Thanks for reading!

Ubuntu 16.04 Release + Dell XPS 13 9350

UPDATE 5/11/2016 – The flicker is apparently Chrome only and has a report to Google. If you use firefox you won’t see this screen flickering. You can also run Chrome via “google-chrome –disable-gpu-driver-bug-workarounds –enable-native-gpu-memory-buffers” and the flickering will stop. You can also edit the desktop file which will allow you to launch the app as you would normally through the launchers – it lives at “/usr/share/applications/google-chrome.desktop”.


I’ve blogged before about my experiences with the new skylake XPS 13. I’ve been VERY happy with the laptop and wanted to give a status now that 16.04 is released.

Fn Key Behavior

All Fn keys work as expected. Notable (?) exceptions seem to be FFWD/RWND and the ‘search’ button (F9). The most important ones for me are display brightness and volume … those work perfectly as well as mute/keyboard brightness and wifi on/off. Interesting wifi on/off (which shares space with the PrtScr (print screen) key seems to favor printing the screen FIRST even though I have the Fn keys turned on. I’m actually not upset about this since I rarely need to disconnect wifi and would maybe use the PrtScr function now and again (normally I just use the Screenshot app so I don’t see myself doing either one honestly).

Suspend/Resume

Everything is working perfectly here. Plugged in or not it does what I have specified which is when the lid is closed it suspends.

Battery Life

I haven’t run any specific battery test with details, based on my experience this things is a champ. I get plenty of battery life on it no matter what I’m doing. On my System76 Galago UltraPro when I have it unplugged I can watch the percent indicator tick down on regular intervals. On this thing each tick is given up begrudgingly. I’d estimate easily 7hrs and maybe as high as 9-10. The ‘pro’ reviews peg the battery life in that range I’m definitely inclined to agree.

My usage is web browsing and programming with web editors/languages such as Visual Studio Code/Sublime/Angular2/gulp builds/etc. Not super battery hungry applications but the web includes youtube things now and again – which doesn’t seem to make much of a difference.

External Monitor

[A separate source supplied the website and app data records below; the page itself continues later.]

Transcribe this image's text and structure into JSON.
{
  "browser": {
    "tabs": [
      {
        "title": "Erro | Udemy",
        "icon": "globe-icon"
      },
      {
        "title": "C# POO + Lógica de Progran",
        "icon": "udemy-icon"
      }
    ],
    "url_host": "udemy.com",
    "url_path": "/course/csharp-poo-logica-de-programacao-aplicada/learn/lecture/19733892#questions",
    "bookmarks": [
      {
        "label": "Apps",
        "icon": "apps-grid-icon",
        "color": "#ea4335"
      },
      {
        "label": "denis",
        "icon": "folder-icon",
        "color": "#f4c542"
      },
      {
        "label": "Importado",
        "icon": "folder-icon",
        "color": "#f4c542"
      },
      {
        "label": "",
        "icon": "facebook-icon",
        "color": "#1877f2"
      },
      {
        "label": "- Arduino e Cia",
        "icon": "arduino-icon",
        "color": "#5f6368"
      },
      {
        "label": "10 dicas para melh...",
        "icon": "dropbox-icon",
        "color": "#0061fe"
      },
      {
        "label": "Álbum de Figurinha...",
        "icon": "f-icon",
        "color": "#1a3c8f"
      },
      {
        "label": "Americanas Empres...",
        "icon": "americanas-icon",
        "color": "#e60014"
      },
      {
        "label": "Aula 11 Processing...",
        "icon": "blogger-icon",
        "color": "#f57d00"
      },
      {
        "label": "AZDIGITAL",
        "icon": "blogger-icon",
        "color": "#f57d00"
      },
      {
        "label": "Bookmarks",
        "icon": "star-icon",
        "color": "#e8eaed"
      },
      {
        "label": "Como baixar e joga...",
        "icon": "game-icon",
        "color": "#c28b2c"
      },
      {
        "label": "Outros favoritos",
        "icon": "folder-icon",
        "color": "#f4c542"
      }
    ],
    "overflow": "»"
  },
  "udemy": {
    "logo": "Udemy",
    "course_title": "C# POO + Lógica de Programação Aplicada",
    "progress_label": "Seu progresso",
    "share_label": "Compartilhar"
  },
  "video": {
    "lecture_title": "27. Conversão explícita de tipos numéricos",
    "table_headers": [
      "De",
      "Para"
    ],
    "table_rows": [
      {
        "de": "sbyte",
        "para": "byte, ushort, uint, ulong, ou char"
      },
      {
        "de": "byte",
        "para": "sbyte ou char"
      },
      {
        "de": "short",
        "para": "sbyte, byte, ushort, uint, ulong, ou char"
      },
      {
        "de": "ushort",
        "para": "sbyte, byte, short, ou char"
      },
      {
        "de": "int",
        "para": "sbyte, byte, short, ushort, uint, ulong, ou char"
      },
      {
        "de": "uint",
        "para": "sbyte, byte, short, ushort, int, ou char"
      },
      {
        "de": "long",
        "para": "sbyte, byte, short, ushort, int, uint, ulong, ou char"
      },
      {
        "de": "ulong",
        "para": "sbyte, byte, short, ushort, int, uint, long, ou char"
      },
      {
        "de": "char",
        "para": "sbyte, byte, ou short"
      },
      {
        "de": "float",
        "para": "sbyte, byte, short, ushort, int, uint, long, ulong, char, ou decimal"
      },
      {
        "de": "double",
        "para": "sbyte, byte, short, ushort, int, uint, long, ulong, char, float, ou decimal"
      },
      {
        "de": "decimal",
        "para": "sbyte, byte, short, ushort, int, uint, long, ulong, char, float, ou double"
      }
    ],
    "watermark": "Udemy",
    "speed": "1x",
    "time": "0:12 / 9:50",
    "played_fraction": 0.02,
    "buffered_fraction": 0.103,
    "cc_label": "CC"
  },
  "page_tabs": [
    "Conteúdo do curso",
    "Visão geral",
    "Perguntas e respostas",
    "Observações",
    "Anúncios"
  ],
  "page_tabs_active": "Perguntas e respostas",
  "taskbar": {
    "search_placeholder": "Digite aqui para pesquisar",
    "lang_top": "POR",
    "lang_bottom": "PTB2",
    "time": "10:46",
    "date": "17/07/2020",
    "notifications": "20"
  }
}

Saving the best for last… I’ve blogged before about the external monitor via USB-C. I bought a USB-C to Display Port adapter from amazon and when I last tried on a 16.04 Beta1 it didn’t work at all. This time as soon as I plugged it in it worked like a champ! Wanted to see how reliable it was so unplugged and plugged in … didn’t work. Again, didn’t work. Unplugged the power from the laptop and tried again .. WORKED!

So summary here is that it seems to give you an external connection just fine ONCE per power setting. 🙂 This is a completely weird issue … but if plug in your USBC plug and it didn’t work, unplug the laptop (or plug it in depending) and then try again and it should work. This makes me hopeful that it will be resolved in future updates but at least for now there’s a workaround – as goofy as it is.

Monitor ‘Flicker’

It was noted in a previous blog by Luis:

NOTE 4/7/2016: Read the comments for good feedback from others trying. Luis noted: “..before attempting to install one needs to boot and in the BIOS configure SATA-controller to AHCI (or Off).”. He also noted there’s a bug for the screen flicker issue.

The screen flicker issue still seems to be here occasionally. For now it doesn’t really bother me. It’s not constant and during the entirety of typing this blog in I haven’t seen any flicker – I even went to CNN and scrolled around and played a video and didn’t see it. I think it tends to happen when browsing the web and there’s lots of ads on a page or video going on or when scrolling quickly through the browser. I can’t really establish a pattern because it doesn’t happen frequently enough – just putting it in here so that it’s a known issue albeit an infrequent one.

Summary

It’s a shame the laptop isn’t 100% given the external monitor issues but I’m still absolutely thrilled with it. If I’m not sitting at my desk using my System76 Galago UltraPro, I’m using this thing because I don’t have to sweat battery life and the form factor and performance are killer. The trackpad works perfectly (remember to install libinput!), keyboard is great to type on … it’s a dream to have honestly.

Enjoy!